– Ground 1(1)

Bayer argued that the judge erred in law or principle by failing to consider important factors that contributed to the decision on obviousness reached. There were two stages to Bayer’s argument. The first stage focussed on the judge’s statement that “there was no perceived technical barrier to the claimed invention on the part of the skilled team” being inconsistent with his later statements regarding the difficulty of determining a therapeutic window. Arnold LJ considered this argument to be predicated on a “misreading” of the first instance decision, and explained in detail his understanding of what would be technically obvious to the skilled team.

The second stage of Bayer’s argument was based on the judge’s comments that “the real or key criterion was whether the skilled team would have thought that it was worth applying to

the relevant ethics committee for permission to conduct a Phase II trial which included a once daily regimen with a reasonable expectation that the committee would give permission and whether it was likely that the committee would have given permission”. Bayer argued that this criterion is “legally irrelevant” because the issue with regards to obviousness should be a solely technical one.

Arnold LJ agreed with Bayer that “on a strict legal analysis this is irrelevant” but that the comments by the judge did not “undermine his evaluation of obviousness”, as the correct legal criterion was repeatedly identified and the correct questions considered.

– Grounds 1(2) and (3)

Grounds 1(2) and (3) were based on a single point; that the judge had “erred in placing weight on Bayer’s decision not to adduce “invention story” evidence in this jurisdiction”. Bayer submitted that this prevented the question of obviousness from being objectively assessed from the perspective of the skilled team.

Arnold LJ disagreed that the judge had placed any weight on the absence of “invention story” evidence. He noted that the “invention story” evidence had only been considered relevant when evaluating why the decisions of foreign courts and tribunals that were favourable to Bayer should not be persuasive on the UK decision.

– Ground 5

The second ground of appeal was that “the judge failed to grapple with the key question of whether the skilled team would have a reasonable expectation, based on Harder and the Kubitza posters, that a once daily 30 mg dose of rivaroxaban would have a therapeutically useful effect for 24 hours”. It was Bayer’s contention that, if the judge had grappled with this principal question properly, he would have answered it in the negative.
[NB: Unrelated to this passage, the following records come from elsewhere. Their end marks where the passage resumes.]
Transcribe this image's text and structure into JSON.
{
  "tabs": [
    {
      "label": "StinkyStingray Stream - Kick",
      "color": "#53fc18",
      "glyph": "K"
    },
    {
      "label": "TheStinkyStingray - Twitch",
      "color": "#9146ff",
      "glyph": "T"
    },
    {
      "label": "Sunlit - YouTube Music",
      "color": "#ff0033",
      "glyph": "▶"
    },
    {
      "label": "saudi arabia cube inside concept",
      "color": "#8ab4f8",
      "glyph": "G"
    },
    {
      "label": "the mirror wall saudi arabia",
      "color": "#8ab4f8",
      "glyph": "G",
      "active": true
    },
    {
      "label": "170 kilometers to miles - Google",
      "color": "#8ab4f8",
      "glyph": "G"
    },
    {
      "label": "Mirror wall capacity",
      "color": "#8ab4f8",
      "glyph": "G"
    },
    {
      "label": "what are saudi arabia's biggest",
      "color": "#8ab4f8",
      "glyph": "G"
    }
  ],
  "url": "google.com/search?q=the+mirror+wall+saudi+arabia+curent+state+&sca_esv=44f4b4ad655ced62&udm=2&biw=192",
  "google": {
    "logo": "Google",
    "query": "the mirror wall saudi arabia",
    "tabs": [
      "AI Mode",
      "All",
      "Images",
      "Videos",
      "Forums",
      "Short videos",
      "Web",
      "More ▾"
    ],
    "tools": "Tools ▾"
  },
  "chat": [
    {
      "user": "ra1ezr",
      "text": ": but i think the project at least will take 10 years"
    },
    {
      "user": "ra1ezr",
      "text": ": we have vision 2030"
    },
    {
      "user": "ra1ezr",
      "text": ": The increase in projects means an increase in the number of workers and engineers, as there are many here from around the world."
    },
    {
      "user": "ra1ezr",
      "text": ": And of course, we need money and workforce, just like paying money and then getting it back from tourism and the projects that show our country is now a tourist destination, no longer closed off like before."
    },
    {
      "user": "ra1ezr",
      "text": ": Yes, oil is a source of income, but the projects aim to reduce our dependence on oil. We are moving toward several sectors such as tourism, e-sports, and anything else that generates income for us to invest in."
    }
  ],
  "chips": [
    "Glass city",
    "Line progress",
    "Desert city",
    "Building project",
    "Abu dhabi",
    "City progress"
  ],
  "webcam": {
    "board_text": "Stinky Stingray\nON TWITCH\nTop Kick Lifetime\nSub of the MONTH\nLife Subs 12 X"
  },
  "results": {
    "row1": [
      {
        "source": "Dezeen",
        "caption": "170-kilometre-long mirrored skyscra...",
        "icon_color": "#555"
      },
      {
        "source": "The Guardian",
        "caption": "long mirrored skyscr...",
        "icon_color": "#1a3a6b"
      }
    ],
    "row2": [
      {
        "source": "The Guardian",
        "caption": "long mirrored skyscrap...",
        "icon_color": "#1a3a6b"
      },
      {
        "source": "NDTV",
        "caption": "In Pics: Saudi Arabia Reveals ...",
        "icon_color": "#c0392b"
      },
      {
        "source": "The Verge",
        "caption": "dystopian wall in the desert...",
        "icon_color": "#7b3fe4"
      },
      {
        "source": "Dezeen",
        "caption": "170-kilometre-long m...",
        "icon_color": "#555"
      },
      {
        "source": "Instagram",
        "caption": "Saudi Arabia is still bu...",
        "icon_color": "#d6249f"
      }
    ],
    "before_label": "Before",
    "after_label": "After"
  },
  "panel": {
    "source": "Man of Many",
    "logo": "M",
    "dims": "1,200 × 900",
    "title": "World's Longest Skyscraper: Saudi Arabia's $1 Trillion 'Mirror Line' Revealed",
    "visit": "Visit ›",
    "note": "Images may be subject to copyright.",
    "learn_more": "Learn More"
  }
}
Arnold LJ found this ground to be unsupported and considered Bayer’s arguments to be based on “no more than a series of disagreements with the judge’s reasoning”. He explained that “careful consideration” was given to these arguments at first instance, and that a detailed explanation was given as to why the judge took a different view.

The Court of Appeal Decision

The Court of Appeal finally found that:

“The judge made no error of principle in his assessment of obviousness. His conclusion was grounded in the expert evidence. Nor, standing back, is that conclusion at all surprising. Harder expressly suggests that rivaroxaban is suitable for once daily administration. Harder and the Kubitza posters contain some data to support that statement, at least in the case of a 30 mg dose. It was therefore obvious to try including a once daily regimen in the Phase II trial, and the skilled team would have had a reasonable expectation that a 30 mg once daily dose would be efficacious and safe”.

The Court of Appeal therefore dismissed the appeal.

The full judgment can be accessed here.